Participating in the census isn’t mandatory at present in SA.


I dont know for sure, but taking in account that they’re short of begging us to participate and not threatening us, I dont think its mandatory by law.

This is upon us in the next few days. I note with interest an ad on TV that they will be contacting non-conforming households via telephone, so, erm, where did they find my number? I scanned through the proposed questionaire and in all honesty, I’m not going to give any of the information requested, most of the personal details they can pull off the population register anyway, all of us have ID’s and birth certificates and marriages and deaths need to be registered as well.


what the hell does it matter if i have a tv? it should matter if i have a medical aid, running water, electricity. it just sounds like they are wanting a stick to beat the ‘advantaged whites’ with. the census said, that 99% of whites have tv’s, and only 2% of blacks, that means that whites are still oppressing the blacks, or whatever.
also, the radio ads say, you HAVE to let them into your home? good luck with that. i dont anybody in my home i dont know. i dont give a rat’s ass who you are. and good luck getting me at a time i’m even home. or getting hold of me through my fencing, big ass dogs… and what if i cant let you in? like, i have a huge dog, and my husband isnt home to handle the dog, should i let you in, and let my rottweiller rip your trousers off?
and isnt one of our constitutional rights, the right to privacy? cops need a warrant to enter your home, so why should some random census person in my home. why does he need to be inside? why cant i fill in his form outside?

You don’t have to let them into your home. They can drop off the form, you fill it in, then they come and collect it later.

I only want to know if it is required that I go to my hometown for this, because unlike some messiahs, mine is quite the distance away…

The community here would no doubt be interested to know that this year they aren’t asking for your religion, for the first time in an SA census. The race question is still being asked, though. I’ve said my bit about that here: http://dailymaverick.co.za/opinionista/2011-10-05-what-are-you

Yup, but since there’s no race classification board, your race is what you say it is. I can call myself black and according to the constitution no one is permitted to contradict me.

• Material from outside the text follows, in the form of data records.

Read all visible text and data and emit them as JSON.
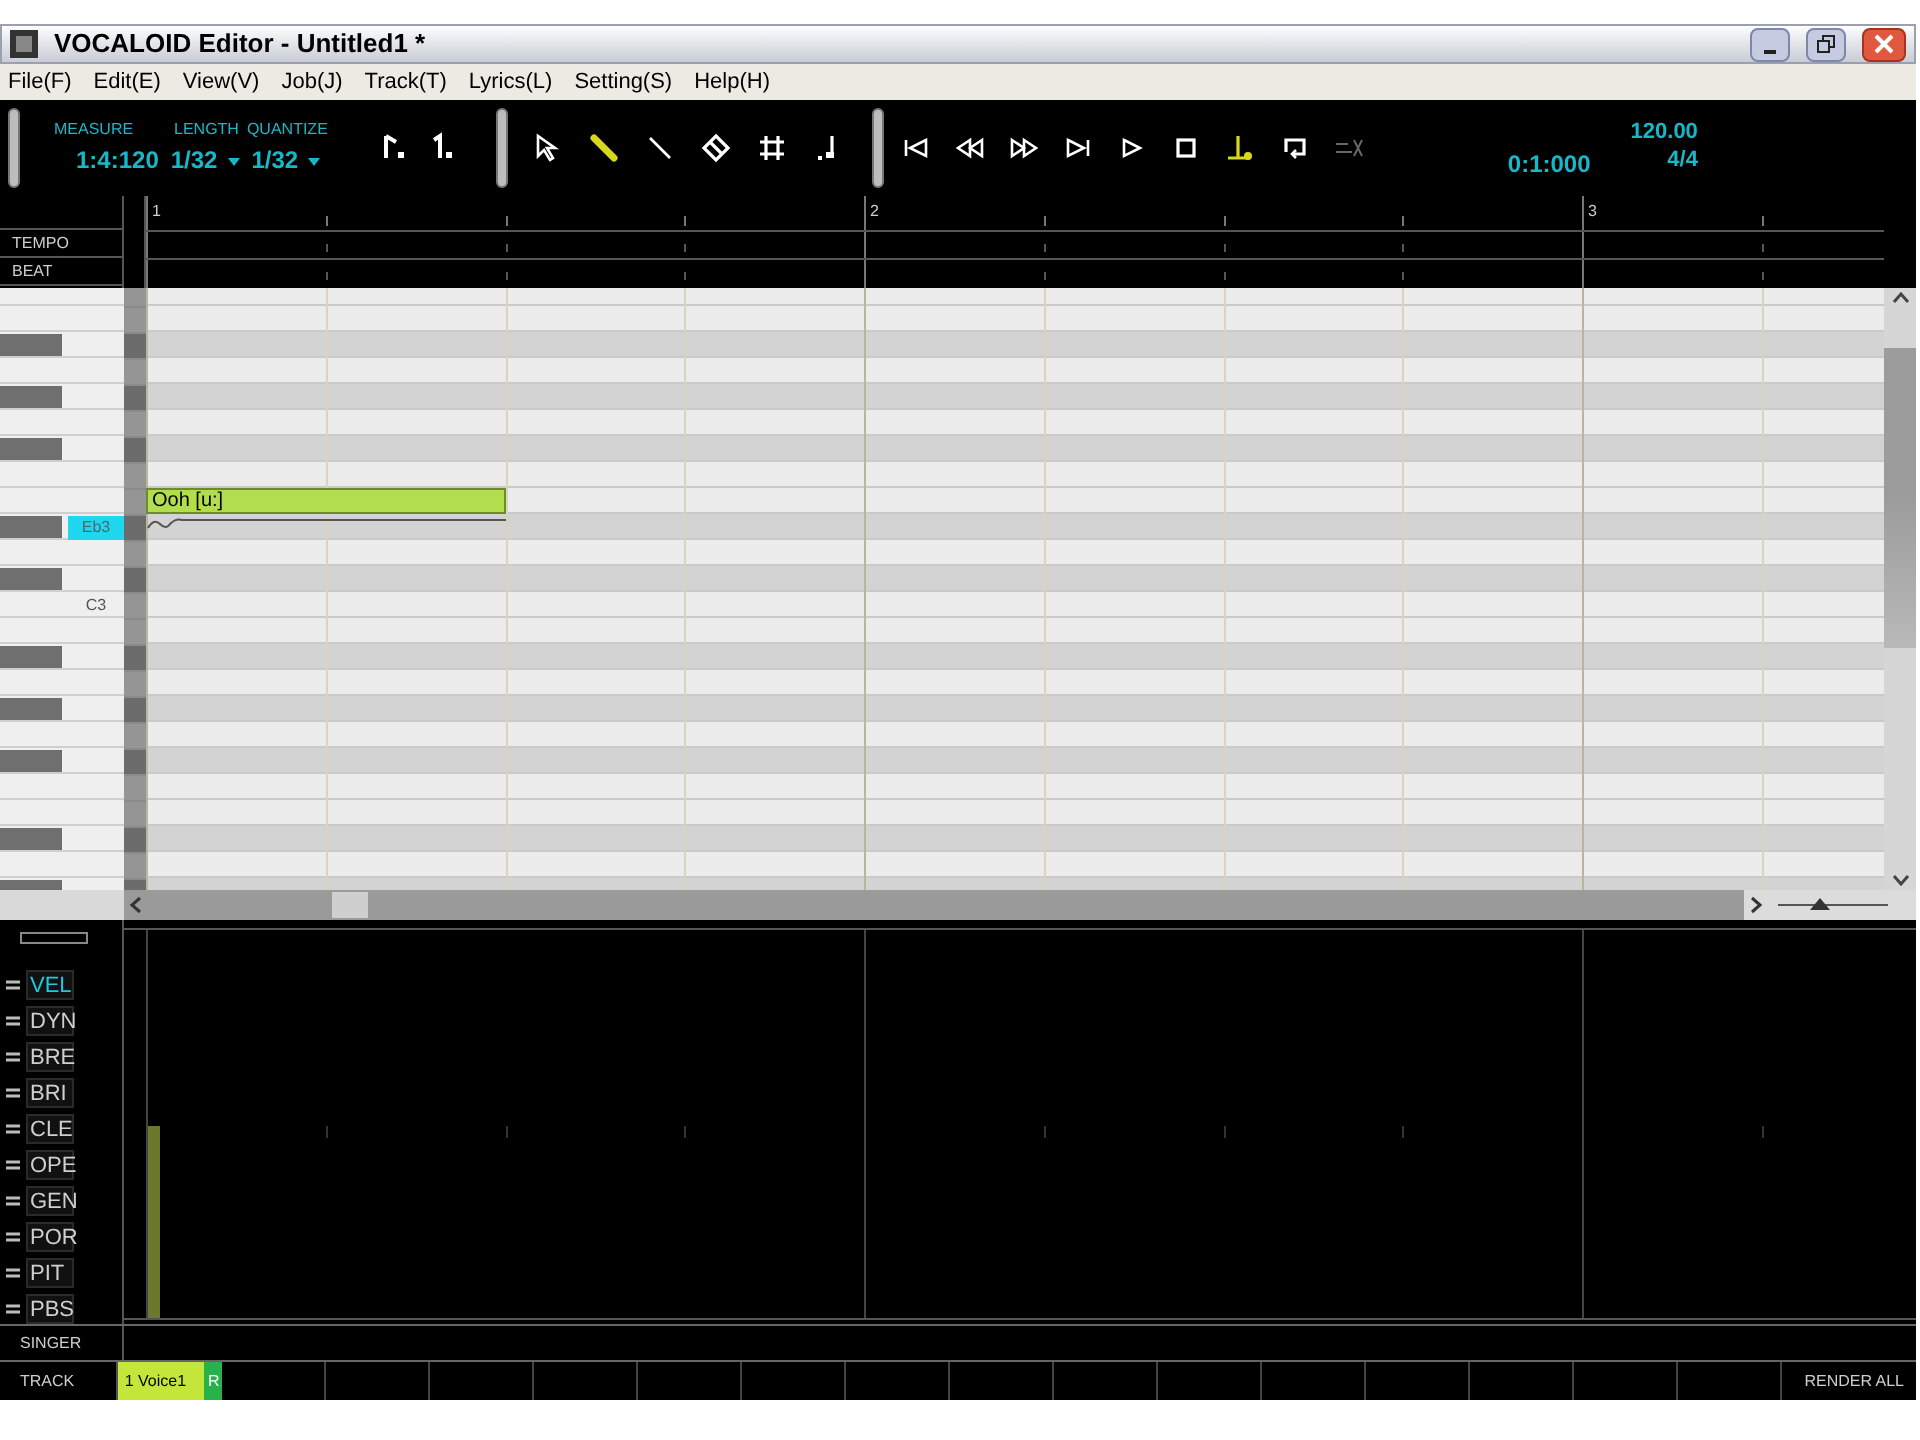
{
  "window": {
    "title": "VOCALOID Editor - Untitled1 *"
  },
  "menu": [
    "File(F)",
    "Edit(E)",
    "View(V)",
    "Job(J)",
    "Track(T)",
    "Lyrics(L)",
    "Setting(S)",
    "Help(H)"
  ],
  "toolbar": {
    "measure_label": "MEASURE",
    "measure_value": "1:4:120",
    "length_label": "LENGTH",
    "length_value": "1/32",
    "quantize_label": "QUANTIZE",
    "quantize_value": "1/32",
    "note_tools": [
      {
        "kind": "length"
      },
      {
        "kind": "quantize"
      }
    ],
    "tools": [
      {
        "kind": "arrow",
        "selected": false
      },
      {
        "kind": "pencil",
        "selected": true
      },
      {
        "kind": "line",
        "selected": false
      },
      {
        "kind": "eraser",
        "selected": false
      },
      {
        "kind": "grid",
        "selected": false
      },
      {
        "kind": "note",
        "selected": false
      }
    ],
    "transport": [
      {
        "kind": "start",
        "on": false
      },
      {
        "kind": "rewind",
        "on": false
      },
      {
        "kind": "forward",
        "on": false
      },
      {
        "kind": "end",
        "on": false
      },
      {
        "kind": "play",
        "on": false
      },
      {
        "kind": "stop",
        "on": false
      },
      {
        "kind": "follow",
        "on": true
      },
      {
        "kind": "loop",
        "on": false
      },
      {
        "kind": "rex",
        "on": false
      }
    ],
    "position": "0:1:000",
    "tempo": "120.00",
    "time_signature": "4/4"
  },
  "ruler": {
    "measures": [
      "1",
      "2",
      "3"
    ],
    "rows": [
      "TEMPO",
      "BEAT"
    ]
  },
  "piano_roll": {
    "key_labels": [
      {
        "text": "Eb3",
        "selected": true
      },
      {
        "text": "C3",
        "selected": false
      }
    ],
    "notes": [
      {
        "lyric": "Ooh [u:]"
      }
    ]
  },
  "zoom": {
    "level": 0.35
  },
  "controls": [
    {
      "label": "VEL",
      "selected": true
    },
    {
      "label": "DYN",
      "selected": false
    },
    {
      "label": "BRE",
      "selected": false
    },
    {
      "label": "BRI",
      "selected": false
    },
    {
      "label": "CLE",
      "selected": false
    },
    {
      "label": "OPE",
      "selected": false
    },
    {
      "label": "GEN",
      "selected": false
    },
    {
      "label": "POR",
      "selected": false
    },
    {
      "label": "PIT",
      "selected": false
    },
    {
      "label": "PBS",
      "selected": false
    }
  ],
  "singer_label": "SINGER",
  "track": {
    "label": "TRACK",
    "tracks": [
      {
        "name": "1 Voice1",
        "selected": true,
        "render": "R"
      }
    ],
    "render_all": "RENDER ALL"
  }
}
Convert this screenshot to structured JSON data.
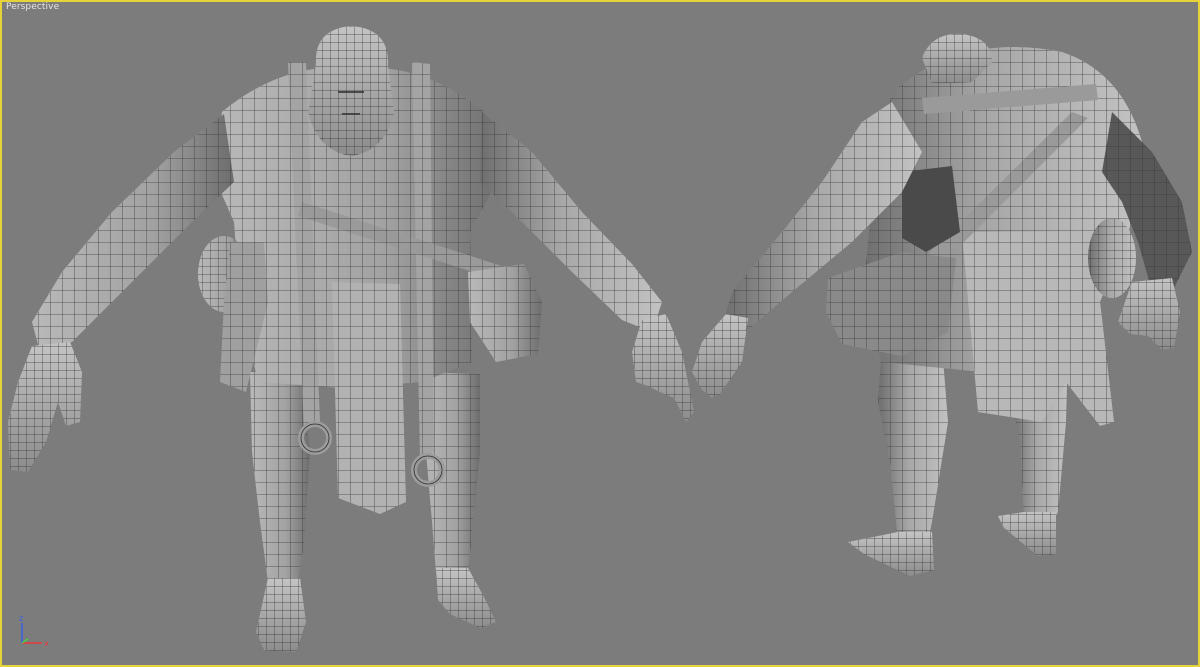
{
  "viewport": {
    "label": "Perspective",
    "border_color": "#e6d23a",
    "background_color": "#7c7c7c"
  },
  "models": [
    {
      "name": "character-front-view",
      "view": "front"
    },
    {
      "name": "character-back-view",
      "view": "back"
    }
  ],
  "axis_gizmo": {
    "z_label": "z",
    "x_label": "x",
    "z_color": "#3a5ee6",
    "x_color": "#e63a3a"
  }
}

wonder who they will be sending into Orania…

Great, I was going to do my bit for atheist demographics. Now I can’t. :frowning:

If this is true, then it could instantly solve many companies’ BBBBBBBBBEEEEEEE requirements! Also, by handing in my gun and badge as a member of the “non-designated group”, I could vastly improve my career opportunities … interesting possibility! :slight_smile:


That’s what they do at the Free Market Foundation. Each year they classify all their staff as a different race. So this year, they’re all black, next year they’re all Indian and so on. No one can say them nay because it’s unconstitutional to do so. Other companies just don’t have the balls to stand up and do the same.

Um, yes - that’s basically the topic of the column.

I’m not going to participate.I’m a private citizen and wish to remain as such. My income, level of education, living conditions etc… are my private business and government doesn’t have any right to collect this information.